My parents are both highly educated – mother was a teacher and father a business man – yet after seeking medical advice in UK, USA and France with no hope offered to them they returned home disappointed that no clear cause was given and nor treatment was offered. Feeling depilated and desperate for a ‘cure’ that would enable me to walk they succumbed to the pressure of relatives and friends and began a journey of spiritual healing. I lost count of the times I visited a ‘special and gifted’ imam who recited prayers on me and the spiritual leaders who made strange and weird demands of my mother, I recall one guy in particular who heated dates and stuck them to me from the waist down and requested I keep them for 3 days and perform some sort of ritual I refused and as soon as I got home I demanded to have the dates washed off me. After my constant refusal and non-cooperation my mother gave up and we stopped visiting such figures.
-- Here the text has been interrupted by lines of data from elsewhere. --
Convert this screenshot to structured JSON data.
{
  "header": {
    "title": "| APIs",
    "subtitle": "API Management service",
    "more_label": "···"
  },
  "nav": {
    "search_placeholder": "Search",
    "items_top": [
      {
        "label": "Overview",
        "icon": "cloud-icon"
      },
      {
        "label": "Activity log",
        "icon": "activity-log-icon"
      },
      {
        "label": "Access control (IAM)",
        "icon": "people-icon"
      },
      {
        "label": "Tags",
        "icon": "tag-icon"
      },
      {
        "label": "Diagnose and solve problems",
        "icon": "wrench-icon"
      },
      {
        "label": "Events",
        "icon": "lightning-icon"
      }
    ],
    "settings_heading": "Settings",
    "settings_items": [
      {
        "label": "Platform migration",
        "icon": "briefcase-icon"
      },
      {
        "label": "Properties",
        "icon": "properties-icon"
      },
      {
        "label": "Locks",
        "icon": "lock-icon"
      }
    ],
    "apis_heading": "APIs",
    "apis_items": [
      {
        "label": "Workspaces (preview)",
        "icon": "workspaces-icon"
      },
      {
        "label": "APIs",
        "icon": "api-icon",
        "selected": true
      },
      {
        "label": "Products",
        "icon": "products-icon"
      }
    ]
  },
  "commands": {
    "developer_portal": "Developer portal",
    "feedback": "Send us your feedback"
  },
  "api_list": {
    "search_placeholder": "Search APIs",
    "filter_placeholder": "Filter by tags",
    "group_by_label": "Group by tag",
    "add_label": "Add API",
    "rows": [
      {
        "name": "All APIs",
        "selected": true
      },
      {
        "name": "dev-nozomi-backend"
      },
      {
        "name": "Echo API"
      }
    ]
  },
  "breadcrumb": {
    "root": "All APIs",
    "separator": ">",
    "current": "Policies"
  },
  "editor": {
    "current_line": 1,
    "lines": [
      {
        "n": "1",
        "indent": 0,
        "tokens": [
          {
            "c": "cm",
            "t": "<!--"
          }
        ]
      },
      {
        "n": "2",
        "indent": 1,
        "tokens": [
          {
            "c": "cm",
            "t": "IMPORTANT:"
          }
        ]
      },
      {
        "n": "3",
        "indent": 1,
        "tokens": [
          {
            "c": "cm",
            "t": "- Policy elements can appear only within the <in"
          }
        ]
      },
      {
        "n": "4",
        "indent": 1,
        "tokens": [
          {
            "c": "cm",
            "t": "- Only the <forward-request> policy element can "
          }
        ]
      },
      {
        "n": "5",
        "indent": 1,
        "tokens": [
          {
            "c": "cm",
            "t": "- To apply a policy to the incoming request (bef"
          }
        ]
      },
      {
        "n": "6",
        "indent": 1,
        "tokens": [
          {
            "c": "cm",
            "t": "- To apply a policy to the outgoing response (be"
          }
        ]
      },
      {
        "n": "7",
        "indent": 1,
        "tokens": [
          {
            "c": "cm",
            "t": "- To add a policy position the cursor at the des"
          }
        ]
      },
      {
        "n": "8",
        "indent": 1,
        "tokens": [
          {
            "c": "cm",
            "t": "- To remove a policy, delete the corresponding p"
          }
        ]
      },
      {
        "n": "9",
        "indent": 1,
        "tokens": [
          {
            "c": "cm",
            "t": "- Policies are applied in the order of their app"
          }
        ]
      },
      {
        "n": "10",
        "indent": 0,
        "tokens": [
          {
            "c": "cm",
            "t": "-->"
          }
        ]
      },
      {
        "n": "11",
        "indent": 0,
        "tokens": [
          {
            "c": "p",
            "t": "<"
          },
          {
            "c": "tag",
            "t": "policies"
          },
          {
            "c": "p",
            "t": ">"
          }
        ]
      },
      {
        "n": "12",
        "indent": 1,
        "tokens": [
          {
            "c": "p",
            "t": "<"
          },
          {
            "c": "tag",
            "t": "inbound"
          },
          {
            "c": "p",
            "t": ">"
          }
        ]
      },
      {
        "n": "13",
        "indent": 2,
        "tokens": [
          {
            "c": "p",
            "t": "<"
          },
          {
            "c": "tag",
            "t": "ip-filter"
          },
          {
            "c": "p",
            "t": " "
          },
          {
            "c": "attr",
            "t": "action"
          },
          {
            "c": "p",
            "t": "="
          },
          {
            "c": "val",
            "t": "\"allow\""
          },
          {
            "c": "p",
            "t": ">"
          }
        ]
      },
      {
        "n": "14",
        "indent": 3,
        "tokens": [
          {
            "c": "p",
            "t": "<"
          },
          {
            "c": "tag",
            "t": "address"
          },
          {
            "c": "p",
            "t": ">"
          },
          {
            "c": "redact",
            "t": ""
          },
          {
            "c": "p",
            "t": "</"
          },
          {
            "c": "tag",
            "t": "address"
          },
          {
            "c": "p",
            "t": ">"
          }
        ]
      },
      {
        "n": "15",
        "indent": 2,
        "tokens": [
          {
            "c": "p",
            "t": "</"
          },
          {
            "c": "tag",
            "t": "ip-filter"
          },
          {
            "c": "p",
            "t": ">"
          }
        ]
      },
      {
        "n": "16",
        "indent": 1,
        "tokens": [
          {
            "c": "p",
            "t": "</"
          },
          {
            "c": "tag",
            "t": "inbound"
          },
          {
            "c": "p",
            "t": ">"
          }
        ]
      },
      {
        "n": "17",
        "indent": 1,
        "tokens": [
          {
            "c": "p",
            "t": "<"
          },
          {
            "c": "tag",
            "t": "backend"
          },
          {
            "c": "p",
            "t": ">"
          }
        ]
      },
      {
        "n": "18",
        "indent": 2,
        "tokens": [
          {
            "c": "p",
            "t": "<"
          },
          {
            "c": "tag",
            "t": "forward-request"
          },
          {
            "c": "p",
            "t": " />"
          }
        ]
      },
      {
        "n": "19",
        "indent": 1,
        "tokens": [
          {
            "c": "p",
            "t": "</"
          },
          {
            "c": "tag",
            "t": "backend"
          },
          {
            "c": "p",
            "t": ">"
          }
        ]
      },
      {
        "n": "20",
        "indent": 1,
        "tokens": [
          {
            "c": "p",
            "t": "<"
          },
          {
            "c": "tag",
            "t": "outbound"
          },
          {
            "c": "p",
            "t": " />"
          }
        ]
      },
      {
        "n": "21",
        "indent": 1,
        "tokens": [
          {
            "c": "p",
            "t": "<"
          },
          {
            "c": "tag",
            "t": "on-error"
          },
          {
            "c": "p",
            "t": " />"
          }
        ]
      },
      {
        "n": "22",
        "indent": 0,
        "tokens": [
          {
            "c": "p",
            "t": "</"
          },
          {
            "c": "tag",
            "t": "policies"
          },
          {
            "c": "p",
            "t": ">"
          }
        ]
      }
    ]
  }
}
When I first moved to the UK I was so surprised when I saw other disabled people complaining about life here and remember thinking these people are so lucky and don’t even realise it. Years later I have become like the people that I once thought were actually spoilt but the reality is if we don’t complain and just think ‘oh we are better than other countries’ then we will never progress and remain static while the world is moving. While it is a fact that the UK is far more advanced in the field of disability but there is no denying that recent cuts and new legislation have caused misery for many and wrecked their lives with some developing severe depression and even committing suicide which in a way is similar what was reported in the documentary; essentially the Ghanaian government is failing its disabled population and our government could be heading the same way if we as disabled people don’t keep on complaining, campaigning, reporting and writing about every aspect that limits our independence.
We owe it to the wider disabled community to keep on fighting for our rights in living life to the fullest without any restrictions or prejudice.
Photo credits: www.bbc.co.uk